The viable solution with this world water body is to invest more in protecting ecosystems that recycle water and spend less on concrete flood barriers or watershed treatment plants. Droughts in Somalia, water rationing in Rome, flooding in Jakarta and Harvey-battered Houston are ample examples of growing global water crisis.
Nearly half of 33 countries expected to face extremely high water stress by 2040 are in the Middle East, where surface water is limited and demand is high according to a report published in the Khaleej Times, 27 August 2015.
As per the UN experts, water shortages are one of the biggest challenges in the UAE. The UAE has just 83 cubic meters of renewable water /person/year, well below the UN scarcity threshold of 1,000 cubic meters according to Dr Han Seung-Soo, former South Korean President. The UAE is among countries with the highest per capita water consumption in the world.
An average UAE resident consumes about 550 litres of water a day. This is more than three times the world average per capita consumption. Even, in February 2018, the Minister of State for Food Security, Mariam Muhairi also acceded that water scarcity is the biggest challenge faced by the UAE. Muhairi further added that the scarcity can be met through innovative solutions and technologies that are both adaptive and innovative.
It is obvious that rainfall rarely exceeds 10cm a year in the UAE, thus making the UAE one of the 10 most arid countries in the world. The country also consumes about 15 per cent of the world’s desalinated water.
Although the government of Emirates have taken many concrete steps to tackle the water scarcity. They have built a new water reservoir a vital safety net for the provision of water, and an excellent regional model for foresight and planning. The said reservoir is built at a cost of 1.6 billion dirhams after 15 years of continuous work.
This world’s largest reservoir of high-quality desalinated water is located at Al Dhafra in Liwa and stores 5.6 billion gallons of water enough to provide 1 million people in the capital with 180 litres /person for up to 90 days.

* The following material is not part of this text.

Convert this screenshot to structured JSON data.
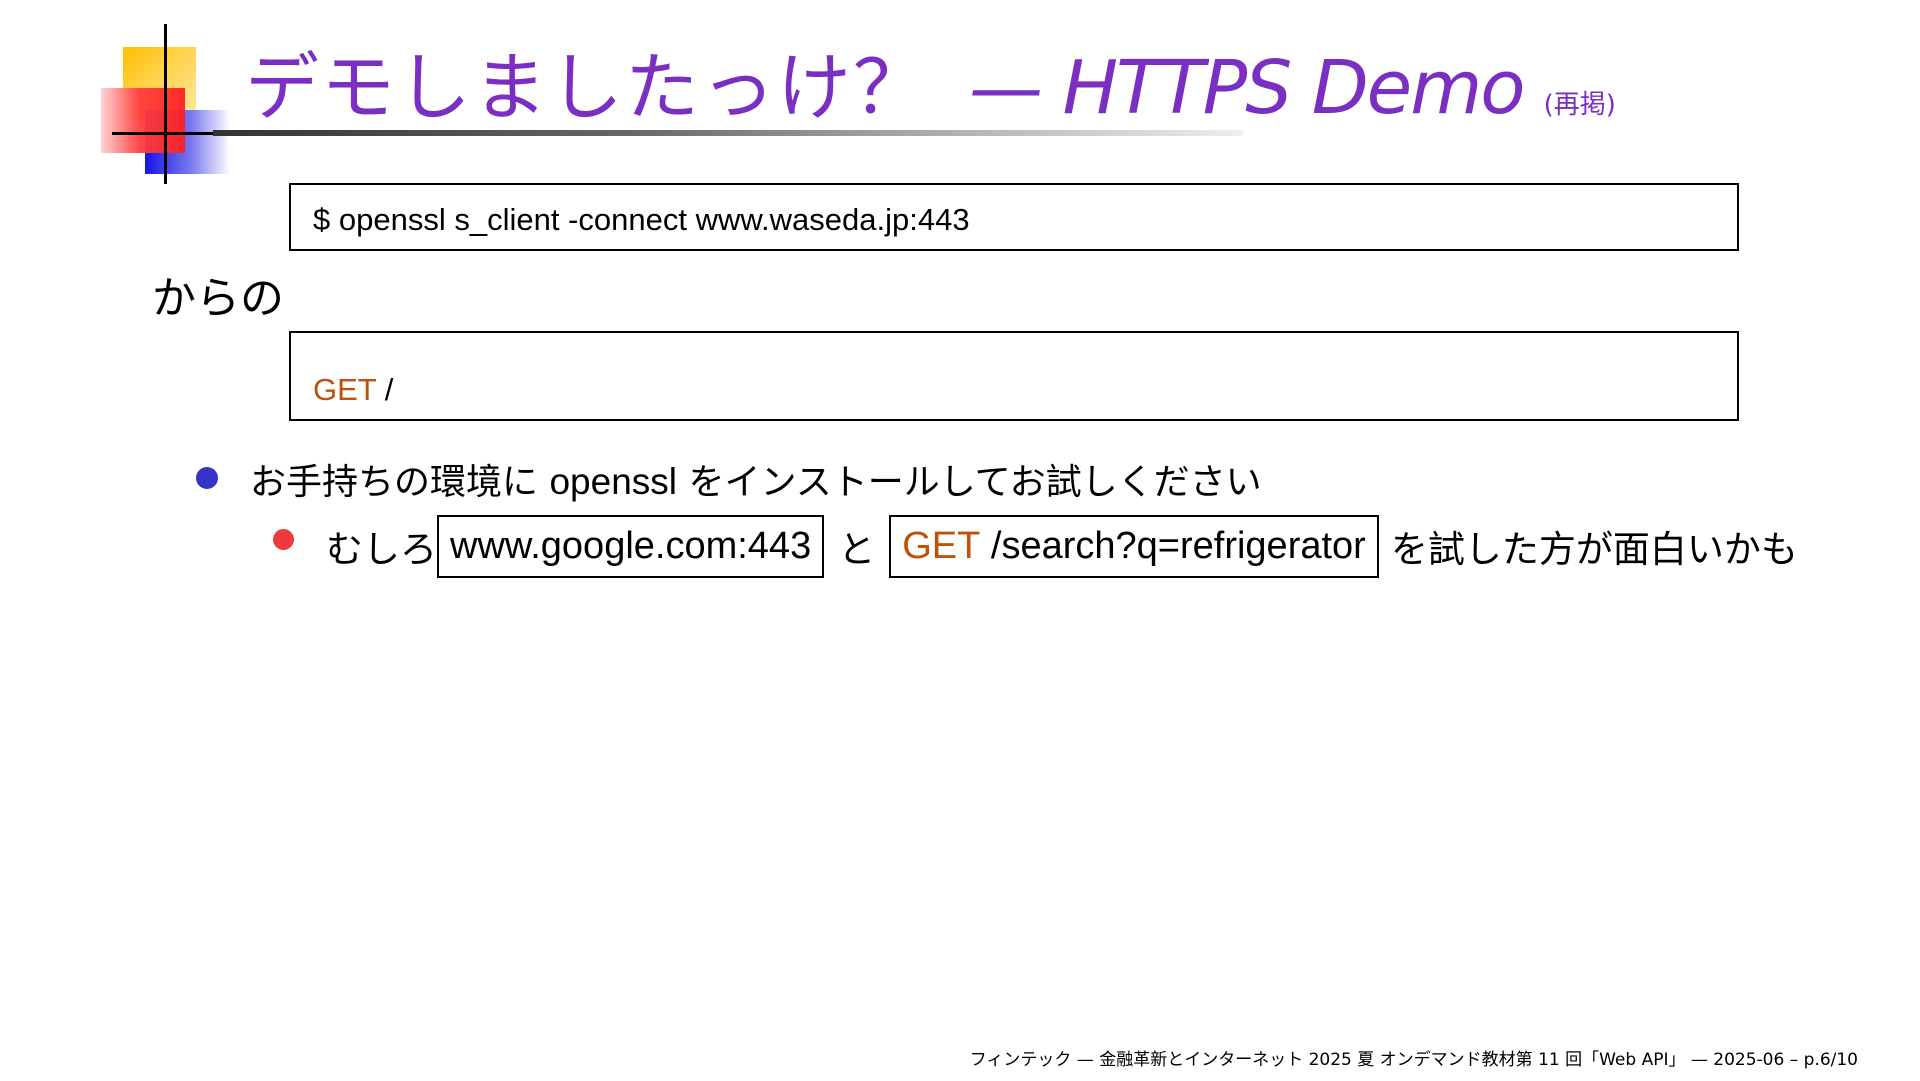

Moreover, the private sector is also weighing in with the new partnership. Tottori Resource-Middle East, a joint venture between Emirati entrepreneur Muntaser Al Mansouri and Japanese firm Tottori Resource Recycling, is launching a soil amendment solution, which will save 50 per cent of water consumption in agriculture and urban greening, increasing yields by 20 per cent.
While talking to the gulf news the Minister of State for Food Security, Ms Muhairi expressed her views as, “I believe the technology will save the environment by saving on water consumption and also reducing energy requirements for desalination and Co2 emissions.”

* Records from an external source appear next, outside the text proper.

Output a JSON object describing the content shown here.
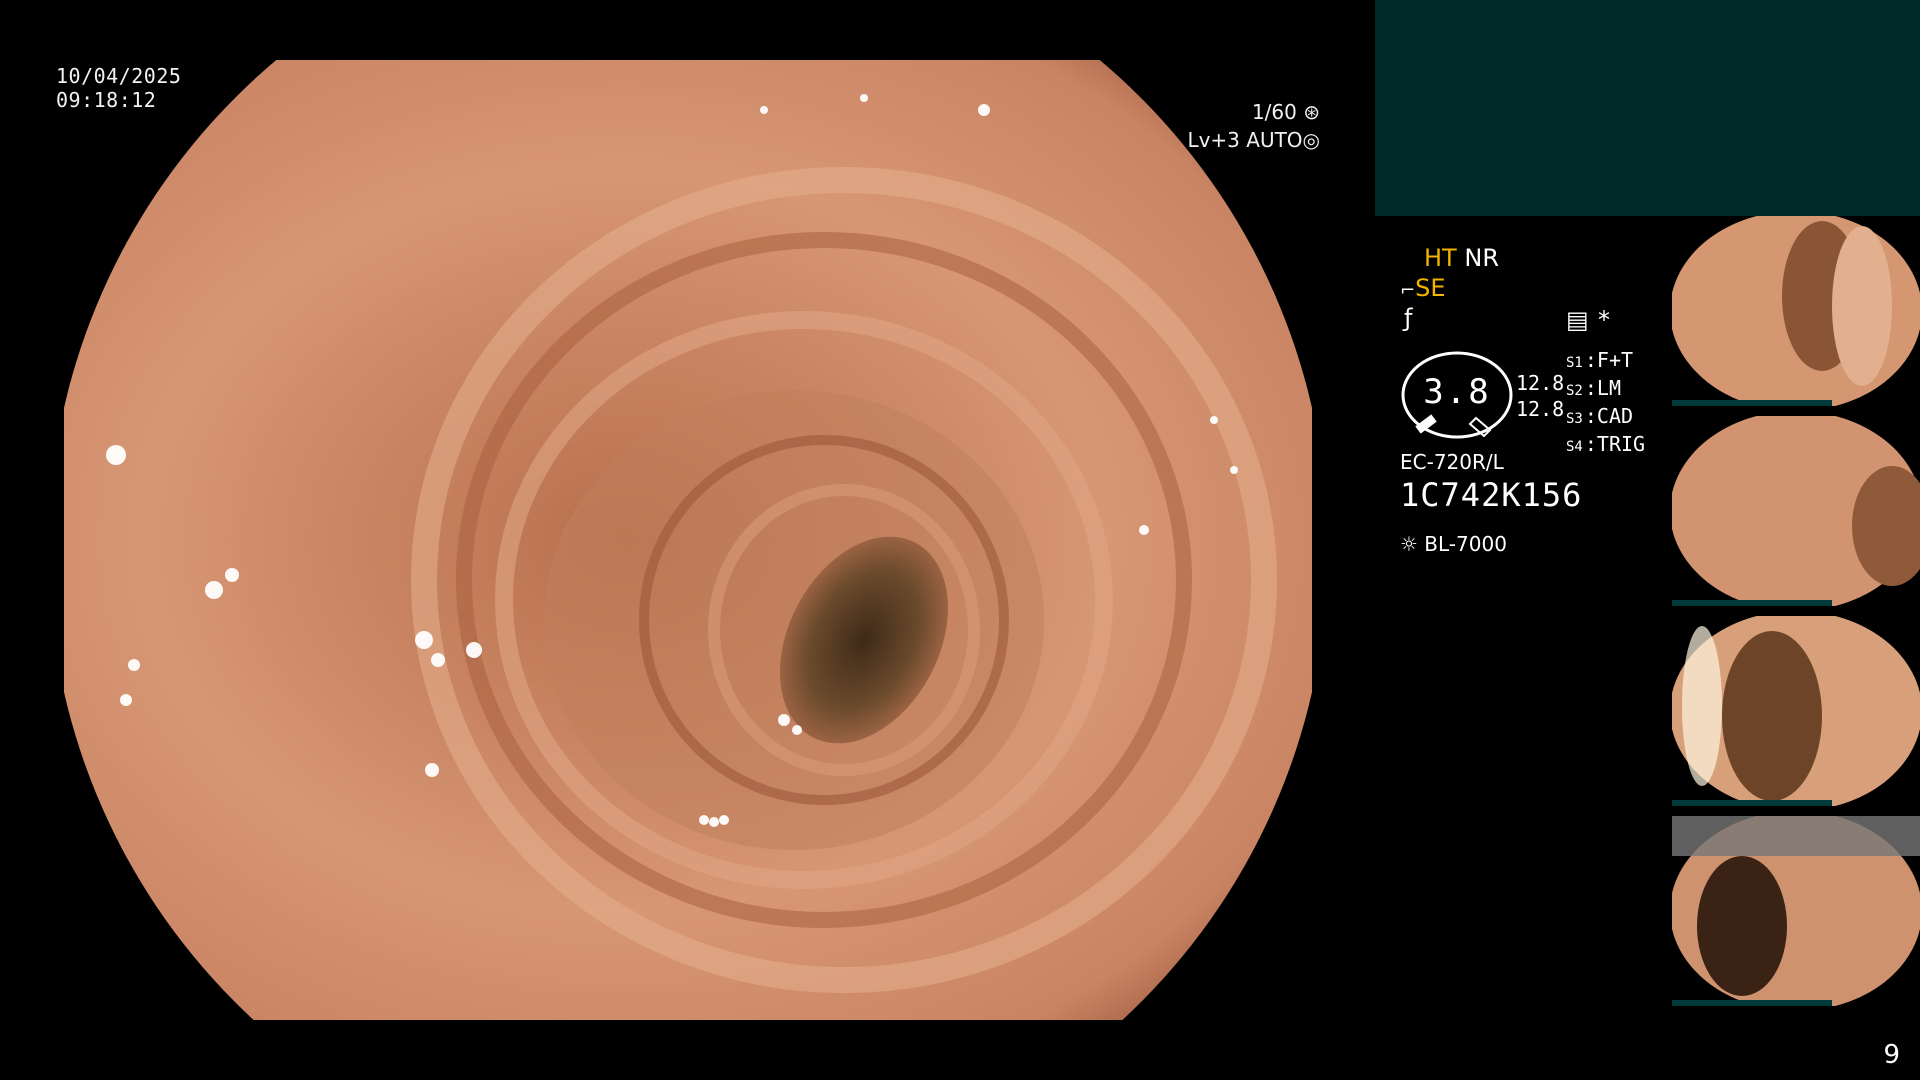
{
  "overlay": {
    "date": "10/04/2025",
    "time": "09:18:12",
    "shutter": "1/60",
    "level": "Lv+3",
    "iris_mode": "AUTO"
  },
  "settings": {
    "ht": "HT",
    "nr": "NR",
    "se": "SE",
    "gauge_value": "3.8",
    "value_1": "12.8",
    "value_2": "12.8",
    "s_list": [
      {
        "key": "S1",
        "value": "F+T"
      },
      {
        "key": "S2",
        "value": "LM"
      },
      {
        "key": "S3",
        "value": "CAD"
      },
      {
        "key": "S4",
        "value": "TRIG"
      }
    ],
    "asterisk": "*",
    "scope_model": "EC-720R/L",
    "serial": "1C742K156",
    "light_source": "BL-7000"
  },
  "colors": {
    "mucosa": "#c98a66",
    "mucosa_dark": "#8e5236",
    "lumen": "#4a3420",
    "status_panel": "#002a2a",
    "accent_yellow": "#f3b400"
  },
  "thumbnails": [
    {
      "name": "thumbnail-1"
    },
    {
      "name": "thumbnail-2"
    },
    {
      "name": "thumbnail-3"
    },
    {
      "name": "thumbnail-4"
    }
  ],
  "page_number": "9"
}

To confront imminent future water crisis, the UAE has entered another partnership with Eshara Capital and Veragon Water Solutions. Very recently they launched a new technology that creates cost-effective and sustainable mineralized drinking water by utilizing humidity from the air.
Veragon’s innovative Air-to-Water system can produce up to 1,000 litres of potable water /day in hot or sultry environments and its water is certified to World Health Organization (WHO) standards.

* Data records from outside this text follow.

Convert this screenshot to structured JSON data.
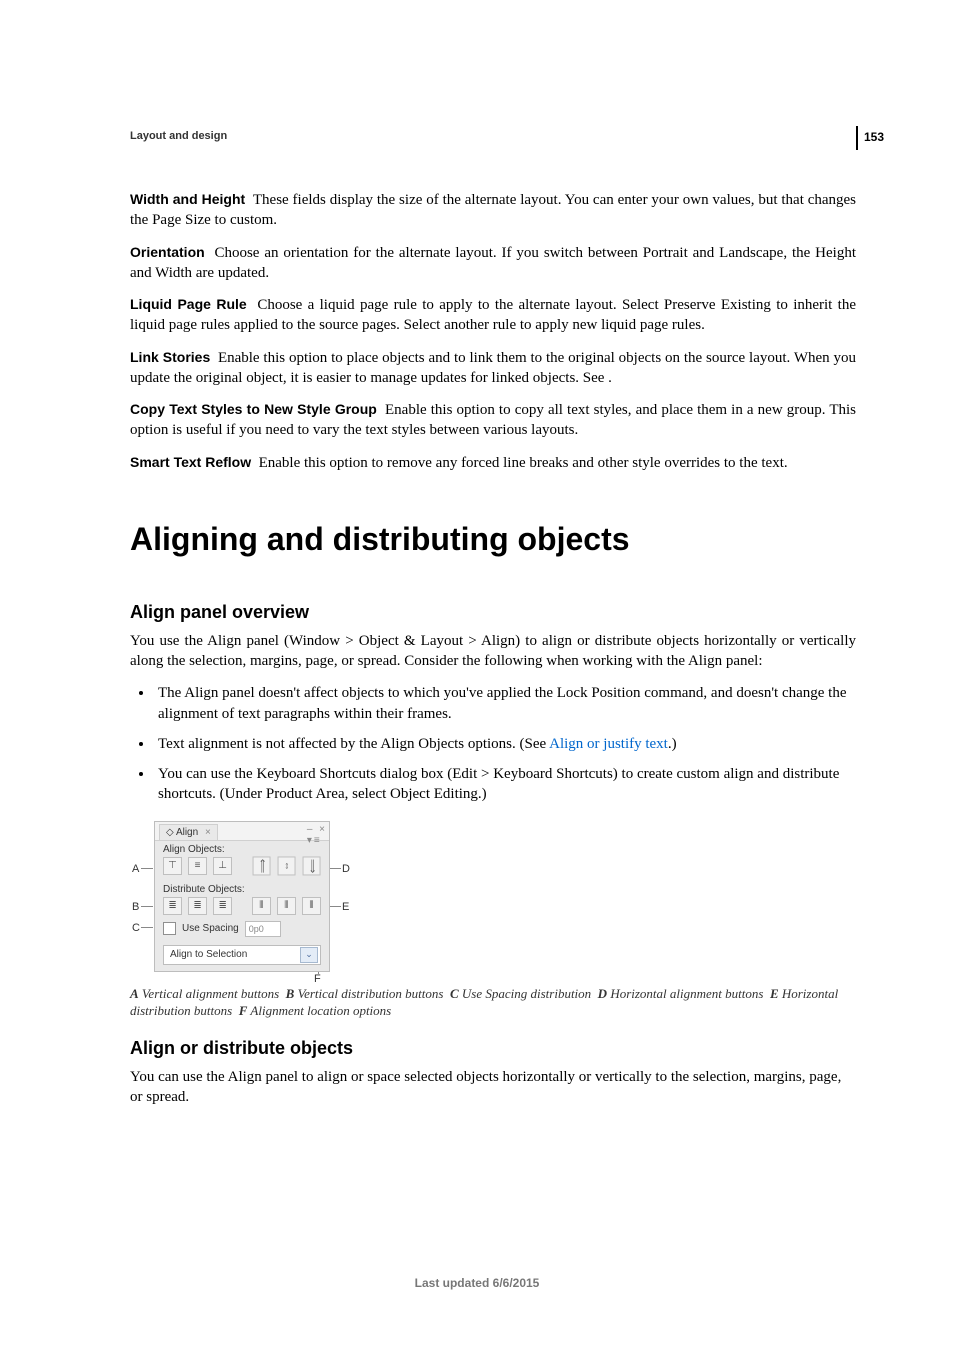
{
  "page_number": "153",
  "running_head": "Layout and design",
  "sections": {
    "width_height": {
      "term": "Width and Height",
      "text": "These fields display the size of the alternate layout. You can enter your own values, but that changes the Page Size to custom."
    },
    "orientation": {
      "term": "Orientation",
      "text": "Choose an orientation for the alternate layout. If you switch between Portrait and Landscape, the Height and Width are updated."
    },
    "liquid": {
      "term": "Liquid Page Rule",
      "text": "Choose a liquid page rule to apply to the alternate layout. Select Preserve Existing to inherit the liquid page rules applied to the source pages. Select another rule to apply new liquid page rules."
    },
    "link_stories": {
      "term": "Link Stories",
      "text": "Enable this option to place objects and to link them to the original objects on the source layout. When you update the original object, it is easier to manage updates for linked objects. See ."
    },
    "copy_styles": {
      "term": "Copy Text Styles to New Style Group",
      "text": "Enable this option to copy all text styles, and place them in a new group. This option is useful if you need to vary the text styles between various layouts."
    },
    "smart_reflow": {
      "term": "Smart Text Reflow",
      "text": "Enable this option to remove any forced line breaks and other style overrides to the text."
    }
  },
  "h1": "Aligning and distributing objects",
  "overview": {
    "heading": "Align panel overview",
    "para": "You use the Align panel (Window > Object & Layout > Align) to align or distribute objects horizontally or vertically along the selection, margins, page, or spread. Consider the following when working with the Align panel:",
    "bullets": {
      "b1": "The Align panel doesn't affect objects to which you've applied the Lock Position command, and doesn't change the alignment of text paragraphs within their frames.",
      "b2_pre": "Text alignment is not affected by the Align Objects options. (See ",
      "b2_link": "Align or justify text",
      "b2_post": ".)",
      "b3": "You can use the Keyboard Shortcuts dialog box (Edit > Keyboard Shortcuts) to create custom align and distribute shortcuts. (Under Product Area, select Object Editing.)"
    }
  },
  "panel": {
    "tab": "Align",
    "grp_align": "Align Objects:",
    "grp_dist": "Distribute Objects:",
    "use_spacing": "Use Spacing",
    "spacing_value": "0p0",
    "align_to": "Align to Selection",
    "labels": {
      "A": "A",
      "B": "B",
      "C": "C",
      "D": "D",
      "E": "E",
      "F": "F"
    },
    "icons": {
      "va_top": "⊤",
      "va_mid": "≡",
      "va_bot": "⊥",
      "ha_left": "⟸",
      "ha_ctr": "⇔",
      "ha_right": "⟹",
      "vd_top": "≣",
      "vd_mid": "≣",
      "vd_bot": "≣",
      "hd_left": "⫴",
      "hd_ctr": "⫴",
      "hd_right": "⫴"
    }
  },
  "caption": {
    "A": "A",
    "A_txt": "Vertical alignment buttons",
    "B": "B",
    "B_txt": "Vertical distribution buttons",
    "C": "C",
    "C_txt": "Use Spacing distribution",
    "D": "D",
    "D_txt": "Horizontal alignment buttons",
    "E": "E",
    "E_txt": "Horizontal distribution buttons",
    "F": "F",
    "F_txt": "Alignment location options"
  },
  "align_distribute": {
    "heading": "Align or distribute objects",
    "para": "You can use the Align panel to align or space selected objects horizontally or vertically to the selection, margins, page, or spread."
  },
  "footer": "Last updated 6/6/2015"
}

Besides harnessing technologies and innovative adaptive methods, the governmental and water authorities in the UAE have launched massive awareness campaigns across the nation with the help of non-governmental organizations (NGOs) and other tertiary bodies to inform people about the consumption of water. They are emphasizing people to buy simple water saving devices for their homes.
It is pertinent to say that UAE government is ready to face any future water crisis in the country but are the authorities in South Asia prepared and equipped to face the water challenge in near future is a moot question to answer.
It is high time that South Asia country take looming water crisis serious and show real leadership acumen like the one exhibited by the UAE, else they have to combat another menace called water terrorism.